(Interface dataset entries)
= = =

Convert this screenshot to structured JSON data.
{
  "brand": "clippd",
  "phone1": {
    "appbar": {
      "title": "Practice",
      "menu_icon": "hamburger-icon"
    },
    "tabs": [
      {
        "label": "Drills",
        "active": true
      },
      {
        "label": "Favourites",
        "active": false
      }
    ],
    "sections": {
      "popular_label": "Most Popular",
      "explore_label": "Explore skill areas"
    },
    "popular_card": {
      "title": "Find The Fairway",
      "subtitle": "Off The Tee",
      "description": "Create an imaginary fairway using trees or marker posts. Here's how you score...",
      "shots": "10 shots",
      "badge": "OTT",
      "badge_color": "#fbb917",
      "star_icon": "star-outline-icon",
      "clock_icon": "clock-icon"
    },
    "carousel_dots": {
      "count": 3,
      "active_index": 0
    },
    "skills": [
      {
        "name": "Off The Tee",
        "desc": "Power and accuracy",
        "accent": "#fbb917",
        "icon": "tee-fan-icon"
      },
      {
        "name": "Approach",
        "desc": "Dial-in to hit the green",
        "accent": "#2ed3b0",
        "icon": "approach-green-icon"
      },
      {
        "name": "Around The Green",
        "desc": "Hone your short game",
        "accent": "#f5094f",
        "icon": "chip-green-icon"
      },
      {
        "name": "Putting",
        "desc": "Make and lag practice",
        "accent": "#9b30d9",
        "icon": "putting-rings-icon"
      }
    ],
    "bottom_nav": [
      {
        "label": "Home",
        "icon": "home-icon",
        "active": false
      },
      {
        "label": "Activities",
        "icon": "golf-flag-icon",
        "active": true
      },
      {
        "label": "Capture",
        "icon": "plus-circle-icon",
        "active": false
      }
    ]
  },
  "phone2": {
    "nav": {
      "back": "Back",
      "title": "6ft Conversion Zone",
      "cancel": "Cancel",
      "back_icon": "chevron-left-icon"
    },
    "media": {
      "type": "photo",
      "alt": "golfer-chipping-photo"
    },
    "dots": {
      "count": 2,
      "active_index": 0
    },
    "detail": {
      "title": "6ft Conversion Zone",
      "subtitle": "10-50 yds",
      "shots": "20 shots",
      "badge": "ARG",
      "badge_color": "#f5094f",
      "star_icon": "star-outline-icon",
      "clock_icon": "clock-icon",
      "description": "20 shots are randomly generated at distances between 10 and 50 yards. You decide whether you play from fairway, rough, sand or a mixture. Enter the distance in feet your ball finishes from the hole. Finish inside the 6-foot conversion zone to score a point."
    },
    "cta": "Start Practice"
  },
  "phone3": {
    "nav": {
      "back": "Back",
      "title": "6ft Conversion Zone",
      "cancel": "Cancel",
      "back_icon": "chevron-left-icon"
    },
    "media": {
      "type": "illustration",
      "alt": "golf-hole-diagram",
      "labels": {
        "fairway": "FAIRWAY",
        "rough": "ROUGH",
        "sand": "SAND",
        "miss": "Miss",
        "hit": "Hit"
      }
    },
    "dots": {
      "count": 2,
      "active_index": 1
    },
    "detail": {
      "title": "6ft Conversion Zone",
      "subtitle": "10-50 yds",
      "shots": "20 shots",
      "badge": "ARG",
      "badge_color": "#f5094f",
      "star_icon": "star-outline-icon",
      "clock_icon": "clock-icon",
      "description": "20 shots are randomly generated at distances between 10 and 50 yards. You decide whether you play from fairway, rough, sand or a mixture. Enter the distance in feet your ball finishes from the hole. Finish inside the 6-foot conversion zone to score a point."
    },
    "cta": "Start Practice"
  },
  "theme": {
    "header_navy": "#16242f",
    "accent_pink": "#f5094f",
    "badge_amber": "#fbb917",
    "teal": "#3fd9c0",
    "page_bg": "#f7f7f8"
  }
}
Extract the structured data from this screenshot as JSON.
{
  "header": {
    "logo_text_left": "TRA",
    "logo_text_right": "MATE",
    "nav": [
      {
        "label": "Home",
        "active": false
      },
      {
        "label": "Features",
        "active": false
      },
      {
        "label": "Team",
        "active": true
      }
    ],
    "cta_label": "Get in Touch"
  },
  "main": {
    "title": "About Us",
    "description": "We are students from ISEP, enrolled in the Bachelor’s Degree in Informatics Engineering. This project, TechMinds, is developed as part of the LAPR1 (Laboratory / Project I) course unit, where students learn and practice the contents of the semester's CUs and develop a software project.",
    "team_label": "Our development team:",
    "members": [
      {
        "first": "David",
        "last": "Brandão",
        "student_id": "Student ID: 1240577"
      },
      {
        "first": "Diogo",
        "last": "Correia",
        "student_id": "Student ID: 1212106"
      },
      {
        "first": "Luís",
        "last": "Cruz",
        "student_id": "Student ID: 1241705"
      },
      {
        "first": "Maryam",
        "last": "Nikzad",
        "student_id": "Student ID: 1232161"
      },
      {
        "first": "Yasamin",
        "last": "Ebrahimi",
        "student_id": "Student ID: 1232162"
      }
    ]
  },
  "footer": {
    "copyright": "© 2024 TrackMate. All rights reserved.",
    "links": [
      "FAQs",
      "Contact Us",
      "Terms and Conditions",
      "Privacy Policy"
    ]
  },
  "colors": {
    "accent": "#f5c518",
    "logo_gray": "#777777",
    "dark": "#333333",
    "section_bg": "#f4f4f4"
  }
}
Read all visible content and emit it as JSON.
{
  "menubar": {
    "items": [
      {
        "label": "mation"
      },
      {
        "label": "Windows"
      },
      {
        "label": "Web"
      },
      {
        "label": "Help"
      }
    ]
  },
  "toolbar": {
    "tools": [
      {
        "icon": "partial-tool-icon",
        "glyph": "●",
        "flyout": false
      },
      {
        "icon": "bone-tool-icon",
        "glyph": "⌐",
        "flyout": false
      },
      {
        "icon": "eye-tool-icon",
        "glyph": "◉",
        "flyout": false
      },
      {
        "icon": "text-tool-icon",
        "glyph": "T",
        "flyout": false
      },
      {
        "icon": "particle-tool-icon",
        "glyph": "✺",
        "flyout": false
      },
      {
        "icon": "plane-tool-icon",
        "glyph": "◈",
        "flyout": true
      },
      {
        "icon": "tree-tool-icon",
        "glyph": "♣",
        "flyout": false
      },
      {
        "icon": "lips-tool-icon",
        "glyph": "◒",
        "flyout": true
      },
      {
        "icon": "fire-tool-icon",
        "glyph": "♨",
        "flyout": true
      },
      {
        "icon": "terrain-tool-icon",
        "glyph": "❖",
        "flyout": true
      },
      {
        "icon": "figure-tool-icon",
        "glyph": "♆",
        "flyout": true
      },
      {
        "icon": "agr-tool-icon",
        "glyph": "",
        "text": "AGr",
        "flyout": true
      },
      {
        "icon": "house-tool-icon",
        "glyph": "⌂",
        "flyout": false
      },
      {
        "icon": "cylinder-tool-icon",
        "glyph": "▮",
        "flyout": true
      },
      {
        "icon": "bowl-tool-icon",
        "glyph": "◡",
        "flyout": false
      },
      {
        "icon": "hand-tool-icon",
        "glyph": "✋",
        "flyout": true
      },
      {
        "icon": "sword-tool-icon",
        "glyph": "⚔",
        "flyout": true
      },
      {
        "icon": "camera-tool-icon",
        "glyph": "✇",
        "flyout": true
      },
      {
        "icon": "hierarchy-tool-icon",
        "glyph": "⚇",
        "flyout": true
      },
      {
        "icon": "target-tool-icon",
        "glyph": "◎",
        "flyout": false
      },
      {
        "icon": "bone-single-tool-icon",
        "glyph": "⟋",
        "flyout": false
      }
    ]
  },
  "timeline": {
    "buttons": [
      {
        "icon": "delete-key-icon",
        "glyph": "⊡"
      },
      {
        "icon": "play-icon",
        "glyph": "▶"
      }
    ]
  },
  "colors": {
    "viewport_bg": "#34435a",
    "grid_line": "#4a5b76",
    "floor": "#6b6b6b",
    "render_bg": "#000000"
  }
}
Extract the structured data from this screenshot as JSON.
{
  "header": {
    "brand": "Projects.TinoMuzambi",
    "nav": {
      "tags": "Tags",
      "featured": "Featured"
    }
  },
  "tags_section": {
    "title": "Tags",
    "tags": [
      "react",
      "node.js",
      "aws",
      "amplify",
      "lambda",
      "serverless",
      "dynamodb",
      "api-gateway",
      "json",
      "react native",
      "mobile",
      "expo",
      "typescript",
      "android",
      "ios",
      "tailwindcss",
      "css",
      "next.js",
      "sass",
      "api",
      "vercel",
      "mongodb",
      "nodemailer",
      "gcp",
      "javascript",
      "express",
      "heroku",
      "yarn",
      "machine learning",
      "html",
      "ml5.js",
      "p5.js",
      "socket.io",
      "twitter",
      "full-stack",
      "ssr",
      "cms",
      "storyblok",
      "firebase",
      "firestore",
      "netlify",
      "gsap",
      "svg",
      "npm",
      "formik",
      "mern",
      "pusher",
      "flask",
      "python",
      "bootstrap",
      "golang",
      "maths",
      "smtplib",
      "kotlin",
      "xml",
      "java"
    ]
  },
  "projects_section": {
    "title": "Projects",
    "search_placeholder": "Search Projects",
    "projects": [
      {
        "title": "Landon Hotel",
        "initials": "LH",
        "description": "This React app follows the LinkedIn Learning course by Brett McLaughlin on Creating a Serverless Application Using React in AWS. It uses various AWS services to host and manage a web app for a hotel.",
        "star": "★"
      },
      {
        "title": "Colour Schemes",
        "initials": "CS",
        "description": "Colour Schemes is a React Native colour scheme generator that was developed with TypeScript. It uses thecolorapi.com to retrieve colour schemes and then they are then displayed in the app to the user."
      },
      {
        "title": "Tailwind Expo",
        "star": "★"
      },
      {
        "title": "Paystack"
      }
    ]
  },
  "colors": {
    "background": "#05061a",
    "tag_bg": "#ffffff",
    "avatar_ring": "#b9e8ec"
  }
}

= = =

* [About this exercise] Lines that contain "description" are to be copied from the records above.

* [Written response]
      "description": "Create an imaginary fairway using trees or marker posts. Here's how you score...",
      "description": "20 shots are randomly generated at distances between 10 and 50 yards. You decide whether you play from fairway, rough, sand or a mixture. Enter the distance in feet your ball finishes from the hole. Finish inside the 6-foot conversion zone to score a point."
      "description": "20 shots are randomly generated at distances between 10 and 50 yards. You decide whether you play from fairway, rough, sand or a mixture. Enter the distance in feet your ball finishes from the hole. Finish inside the 6-foot conversion zone to score a point."
    "description": "We are students from ISEP, enrolled in the Bachelor’s Degree in Informatics Engineering. This project, TechMinds, is developed as part of the LAPR1 (Laboratory / Project I) course unit, where students learn and practice the contents of the semester's CUs and develop a software project.",
        "description": "This React app follows the LinkedIn Learning course by Brett McLaughlin on Creating a Serverless Application Using React in AWS. It uses various AWS services to host and manage a web app for a hotel.",
        "description": "Colour Schemes is a React Native colour scheme generator that was developed with TypeScript. It uses thecolorapi.com to retrieve colour schemes and then they are then displayed in the app to the user."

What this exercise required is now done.